Listen to The Spill's Laura Brodnik and Kee Reece as they unpack that finale episode. Post continues below. 

She wants to jump off the ladder, slow down, and think about what she actually wants from life. After all, the girl who started this rapid journey half a decade ago was 25 and fresh out of college. 

In another plot twist, she tells Jacqueline that Kat should be editor-in-chief and Jacqueline wastes no time offering the job to Kat. 

Kat accepts the role immediately. 

While Kat is the same age as Jane, her appointment feels different. More hard-won. While Jane had remained (mostly) coddled in the bosom of Scarlet, running to Jacqueline for advice whenever she hit a stumbling block, Kat had been out there navigating the world on her own. Every day she faced the challenges that come with being a woman of colour and LGBTQI+. She'd had to fight harder for every little win. 
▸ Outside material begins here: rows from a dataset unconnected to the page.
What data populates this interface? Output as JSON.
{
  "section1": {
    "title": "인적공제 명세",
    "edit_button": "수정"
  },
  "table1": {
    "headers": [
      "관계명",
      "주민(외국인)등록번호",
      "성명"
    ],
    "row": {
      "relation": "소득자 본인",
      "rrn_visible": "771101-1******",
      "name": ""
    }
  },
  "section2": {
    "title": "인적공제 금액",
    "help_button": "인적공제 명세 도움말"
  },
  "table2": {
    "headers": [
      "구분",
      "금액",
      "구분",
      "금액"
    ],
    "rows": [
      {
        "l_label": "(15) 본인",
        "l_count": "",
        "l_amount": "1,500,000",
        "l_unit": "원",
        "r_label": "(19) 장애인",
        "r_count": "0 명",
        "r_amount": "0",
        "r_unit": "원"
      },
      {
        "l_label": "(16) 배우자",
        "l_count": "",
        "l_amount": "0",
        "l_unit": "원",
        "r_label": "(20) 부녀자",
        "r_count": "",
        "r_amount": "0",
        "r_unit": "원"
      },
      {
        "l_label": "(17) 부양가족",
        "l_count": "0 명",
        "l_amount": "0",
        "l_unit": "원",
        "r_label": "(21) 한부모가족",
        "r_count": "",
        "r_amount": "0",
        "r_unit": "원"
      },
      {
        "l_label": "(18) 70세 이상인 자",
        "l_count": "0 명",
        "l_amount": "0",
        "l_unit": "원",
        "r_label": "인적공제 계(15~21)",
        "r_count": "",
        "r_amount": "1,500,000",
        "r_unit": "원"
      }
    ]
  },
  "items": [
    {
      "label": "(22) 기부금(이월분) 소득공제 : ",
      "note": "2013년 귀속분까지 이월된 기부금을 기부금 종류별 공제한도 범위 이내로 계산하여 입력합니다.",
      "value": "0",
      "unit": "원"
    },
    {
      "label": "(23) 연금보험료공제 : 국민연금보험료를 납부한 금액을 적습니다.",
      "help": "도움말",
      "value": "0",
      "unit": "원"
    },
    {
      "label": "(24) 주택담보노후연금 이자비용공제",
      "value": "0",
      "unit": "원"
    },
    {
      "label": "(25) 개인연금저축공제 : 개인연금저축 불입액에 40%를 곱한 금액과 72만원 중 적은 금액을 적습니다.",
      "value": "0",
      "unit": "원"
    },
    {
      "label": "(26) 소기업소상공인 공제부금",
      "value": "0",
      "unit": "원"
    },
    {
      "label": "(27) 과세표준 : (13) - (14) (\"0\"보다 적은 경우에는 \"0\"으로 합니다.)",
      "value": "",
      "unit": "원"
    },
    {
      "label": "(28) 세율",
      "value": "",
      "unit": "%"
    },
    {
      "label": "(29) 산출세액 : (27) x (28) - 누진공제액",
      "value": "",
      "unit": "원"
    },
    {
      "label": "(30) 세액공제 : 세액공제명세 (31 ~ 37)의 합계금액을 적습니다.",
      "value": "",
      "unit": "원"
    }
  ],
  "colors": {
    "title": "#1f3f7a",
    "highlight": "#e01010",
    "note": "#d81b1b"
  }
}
She'd pushed the boundaries and gotten herself fired. She learnt what it was like to be voiceless, to work just to pay the bills. She'd run for local council, started a podcast, been publicly shamed. And at the end of that she was still prepared to roll up her sleeves, do the hard work, and come up with an original idea. 

Kat represented the best of the millennial workforce, while Jane, through no real fault of her own, represented the worst. 

So, while it might have felt rushed and not completely thought out, The Bold Type gave us exactly the ending we needed. 

It showed us there's more than one way to achieve our dreams and that we can jump off the ladder and still have a brilliant, satisfying career. 

And that's a message that millions of millennial women desperately need to hear right now. 

All five seasons of The Bold Type are streaming now, exclusively on Stan.

Keryn Donnelly is Mamamia's Pop Culture Editor. For more of her TV, film and book recommendations and to see photos of her dog, follow her on Instagram